Brown’s decision to reconsider the ban on protest outside parliament has led Shami Chakrabarti of Liberty and Henry Porter both to say some good things about Brown on civil liberties. They both also have some bad things to say on the same subject. SpyBlog isn’t convinced and nor is Chris Marsden, and both for good reasons. My feeling is we’re going to have more of the same, possibly not with quite the intensity of the Blair years, and some gestures towards liberty. We’ll have to see though.
Tony Benn and Henry Porter have both written cautiously optimistic things about Brown’s statements on constitutional reform. On the other hand, I find myself somewhat agreeing with Julie Hyland’s view that these amount to “largely cosmetic changes”. Despite that, there are some potentially good and democratic things in there: giving power back to parliament; the possibility of lowering the voting age, and of participatory budgeting.
Democracy is a tricky point for Brown though, because he is clearly a technocrat, and technocracy is at odds with democracy. He believes that in politics there is a correct thing to do, and that good politics is about finding out what that is and doing it. This is the New Labour “what works” concept, the idea that there is no ideological component to politics, just the correct management of affairs. The problem is that this is just wrong. There is an ideological component, and pretending there isn’t is just a cover for your ideology.
Take the PFI/PPP schemes for example. These were sold as doing “what works” because companies are more efficient than the state. The problem with this is that the mechanism which makes companies efficient is the free market and the fact that companies that aren’t efficient go out of business, and not something intrinsic about organisations that aren’t run by the state. Most PFI/PPP schemes didn’t involve a market, the risks were underwritten by the state and the profits were given to the companies. What was sold as “what works” was actually an ideological commitment to private enterprise that amounted to a transfer of wealth to the private sector, and in many cases ended up costing considerably more and working less well than when it was in the public sector.
Technocracy is anti-democratic because it pretends that there are no specifically political problems, that is, that there are no conflicts of interest.
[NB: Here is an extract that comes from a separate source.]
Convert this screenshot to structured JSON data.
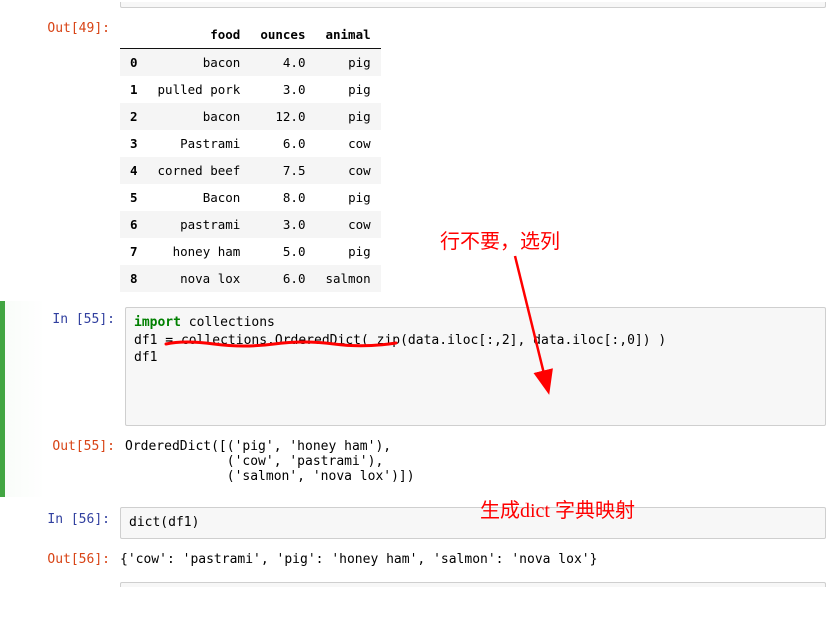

People can plainly see this isn’t the case, and it makes participating in the democratic process seem rather worthless. This must in part account for the fact that between 1997 and 2005, New Labour lost 3.9m votes. In contrast, between the 1974 and 1979 elections, the Labour party actually gained votes (albeit much less than the Tories). In the 2005 elections, New Labour got less votes than the Tories did in 1997 (but obviously still more than they did in 2005).
The biggest cover-up of New Labour though is very much to do with Brown, that the party is now a right wing party. Lenin’s Tomb explains with precision:
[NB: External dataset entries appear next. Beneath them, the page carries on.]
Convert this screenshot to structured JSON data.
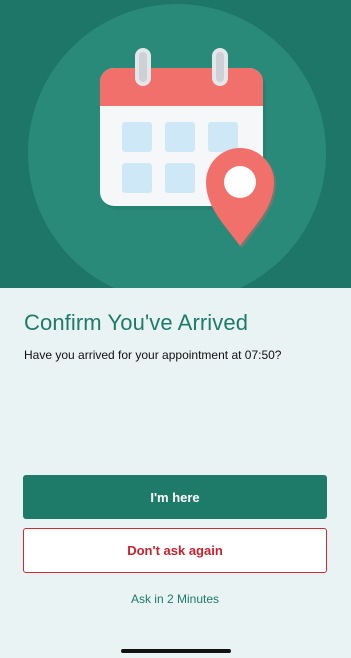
{
  "hero": {
    "illustration_icon": "calendar-with-location-pin-icon",
    "colors": {
      "background": "#1d7667",
      "circle": "#2a8a7a",
      "calendar_header": "#f2706c",
      "calendar_body": "#f5f7f8",
      "calendar_cell": "#cfe8f7",
      "pin": "#f2706c"
    }
  },
  "content": {
    "title": "Confirm You've Arrived",
    "message": "Have you arrived for your appointment at 07:50?"
  },
  "actions": {
    "primary_label": "I'm here",
    "secondary_label": "Don't ask again",
    "tertiary_label": "Ask in 2 Minutes"
  },
  "colors": {
    "accent": "#1f7b69",
    "danger": "#c8222d",
    "page_background": "#e9f3f3"
  }
}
Brown brought Digby fucking Jones into the government to be a trade minister. That’s right, the union-bashing, war-supporting, pensions-busting, right-wing former tub-thumping tub of lard for the CBI. He isn’t a member of the Labour Party, doesn’t support it, and has often led the charge against it from the right.
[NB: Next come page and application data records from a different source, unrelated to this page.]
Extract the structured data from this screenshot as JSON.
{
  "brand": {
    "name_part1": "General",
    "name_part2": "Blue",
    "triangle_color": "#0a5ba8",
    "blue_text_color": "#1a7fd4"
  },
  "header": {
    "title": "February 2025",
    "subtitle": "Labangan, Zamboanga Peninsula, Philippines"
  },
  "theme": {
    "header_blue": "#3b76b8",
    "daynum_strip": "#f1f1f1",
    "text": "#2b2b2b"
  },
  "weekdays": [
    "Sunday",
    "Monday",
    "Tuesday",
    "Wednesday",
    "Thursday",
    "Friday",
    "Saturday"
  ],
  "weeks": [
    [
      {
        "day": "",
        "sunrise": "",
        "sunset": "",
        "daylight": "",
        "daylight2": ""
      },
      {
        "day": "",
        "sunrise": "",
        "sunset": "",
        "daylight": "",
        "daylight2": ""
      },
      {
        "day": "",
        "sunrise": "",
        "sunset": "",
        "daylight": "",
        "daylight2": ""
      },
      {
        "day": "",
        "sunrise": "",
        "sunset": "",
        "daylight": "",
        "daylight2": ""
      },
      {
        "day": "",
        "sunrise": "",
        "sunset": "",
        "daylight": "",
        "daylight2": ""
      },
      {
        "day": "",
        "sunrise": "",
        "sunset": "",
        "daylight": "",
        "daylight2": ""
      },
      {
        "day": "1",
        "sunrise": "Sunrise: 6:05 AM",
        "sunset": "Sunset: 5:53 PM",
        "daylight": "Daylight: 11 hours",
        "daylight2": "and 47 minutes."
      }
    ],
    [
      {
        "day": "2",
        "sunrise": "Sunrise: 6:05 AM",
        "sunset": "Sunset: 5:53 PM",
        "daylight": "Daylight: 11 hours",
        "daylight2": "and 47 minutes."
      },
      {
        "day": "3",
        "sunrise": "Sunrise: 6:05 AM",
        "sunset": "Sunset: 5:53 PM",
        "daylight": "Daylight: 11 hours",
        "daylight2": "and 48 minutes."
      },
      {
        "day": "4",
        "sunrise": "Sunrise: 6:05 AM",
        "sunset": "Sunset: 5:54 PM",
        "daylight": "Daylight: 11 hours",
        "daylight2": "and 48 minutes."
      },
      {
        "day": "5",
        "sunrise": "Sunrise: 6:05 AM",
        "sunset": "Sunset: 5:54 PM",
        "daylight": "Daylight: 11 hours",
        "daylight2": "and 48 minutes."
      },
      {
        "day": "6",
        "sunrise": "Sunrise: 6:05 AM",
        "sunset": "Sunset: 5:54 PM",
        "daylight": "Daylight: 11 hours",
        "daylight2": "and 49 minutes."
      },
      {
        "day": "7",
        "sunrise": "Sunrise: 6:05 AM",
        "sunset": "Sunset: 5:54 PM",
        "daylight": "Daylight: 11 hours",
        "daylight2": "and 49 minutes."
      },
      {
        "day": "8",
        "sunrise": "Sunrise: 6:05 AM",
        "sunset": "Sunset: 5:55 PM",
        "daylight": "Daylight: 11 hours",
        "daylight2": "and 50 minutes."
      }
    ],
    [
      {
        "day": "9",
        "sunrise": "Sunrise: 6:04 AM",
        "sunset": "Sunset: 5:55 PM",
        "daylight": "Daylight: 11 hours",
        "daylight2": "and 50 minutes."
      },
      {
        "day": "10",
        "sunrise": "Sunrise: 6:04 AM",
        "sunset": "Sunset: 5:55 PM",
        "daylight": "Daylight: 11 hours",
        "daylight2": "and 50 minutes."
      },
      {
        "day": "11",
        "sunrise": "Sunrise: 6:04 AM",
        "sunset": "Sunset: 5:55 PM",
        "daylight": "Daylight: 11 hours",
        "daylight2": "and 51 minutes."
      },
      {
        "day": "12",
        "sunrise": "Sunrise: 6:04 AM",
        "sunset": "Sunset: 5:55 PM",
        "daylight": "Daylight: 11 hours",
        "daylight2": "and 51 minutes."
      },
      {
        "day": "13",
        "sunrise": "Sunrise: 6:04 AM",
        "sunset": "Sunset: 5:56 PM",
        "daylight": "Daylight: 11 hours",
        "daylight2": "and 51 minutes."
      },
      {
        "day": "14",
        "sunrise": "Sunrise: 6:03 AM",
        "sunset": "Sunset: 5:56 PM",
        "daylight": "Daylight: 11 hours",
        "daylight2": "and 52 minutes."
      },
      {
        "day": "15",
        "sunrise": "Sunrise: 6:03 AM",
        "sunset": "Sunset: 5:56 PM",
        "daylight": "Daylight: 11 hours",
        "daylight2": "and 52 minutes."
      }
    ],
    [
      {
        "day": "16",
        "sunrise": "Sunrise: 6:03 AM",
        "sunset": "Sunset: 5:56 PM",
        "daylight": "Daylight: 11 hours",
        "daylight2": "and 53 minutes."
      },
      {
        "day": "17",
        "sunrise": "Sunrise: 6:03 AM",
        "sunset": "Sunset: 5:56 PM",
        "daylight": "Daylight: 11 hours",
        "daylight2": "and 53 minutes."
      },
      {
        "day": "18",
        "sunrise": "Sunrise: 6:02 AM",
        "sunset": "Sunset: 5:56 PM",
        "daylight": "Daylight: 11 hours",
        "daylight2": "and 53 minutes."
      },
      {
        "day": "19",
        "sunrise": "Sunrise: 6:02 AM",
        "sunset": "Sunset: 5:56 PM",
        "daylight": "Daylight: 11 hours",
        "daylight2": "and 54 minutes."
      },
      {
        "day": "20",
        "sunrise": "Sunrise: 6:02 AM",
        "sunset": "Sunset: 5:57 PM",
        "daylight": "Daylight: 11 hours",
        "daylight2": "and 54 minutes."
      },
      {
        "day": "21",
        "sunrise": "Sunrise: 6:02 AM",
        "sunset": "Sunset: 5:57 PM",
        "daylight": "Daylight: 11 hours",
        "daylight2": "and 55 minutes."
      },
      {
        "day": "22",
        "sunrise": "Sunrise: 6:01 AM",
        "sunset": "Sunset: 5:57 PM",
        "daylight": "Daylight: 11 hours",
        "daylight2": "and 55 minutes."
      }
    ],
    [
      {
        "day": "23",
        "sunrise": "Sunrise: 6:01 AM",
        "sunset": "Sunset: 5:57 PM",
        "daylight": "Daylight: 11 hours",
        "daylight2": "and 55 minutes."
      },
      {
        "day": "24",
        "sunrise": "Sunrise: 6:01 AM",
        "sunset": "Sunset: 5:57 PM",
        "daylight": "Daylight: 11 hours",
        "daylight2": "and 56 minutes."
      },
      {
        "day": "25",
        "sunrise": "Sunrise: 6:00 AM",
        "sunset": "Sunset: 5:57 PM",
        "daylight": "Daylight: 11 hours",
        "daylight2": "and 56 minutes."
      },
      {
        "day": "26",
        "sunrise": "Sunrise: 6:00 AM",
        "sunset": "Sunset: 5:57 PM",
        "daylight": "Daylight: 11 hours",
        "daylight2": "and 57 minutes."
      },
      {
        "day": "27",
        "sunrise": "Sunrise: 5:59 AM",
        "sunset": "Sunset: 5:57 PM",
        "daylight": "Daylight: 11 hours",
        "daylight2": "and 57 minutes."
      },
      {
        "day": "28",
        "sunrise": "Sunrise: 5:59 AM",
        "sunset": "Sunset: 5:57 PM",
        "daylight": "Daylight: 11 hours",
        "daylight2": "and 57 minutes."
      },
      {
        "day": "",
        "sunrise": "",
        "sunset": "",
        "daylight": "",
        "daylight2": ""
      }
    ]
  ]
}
As far as I can see, on the basis of the last 10 years of government, there’s no reason to expect Brown to cease being a right-winger, nor to give up his technocratic tendencies. This weakens any claims he might make about democratic reforms, and should make us wary. It’s not impossible though that he might be better than Blair.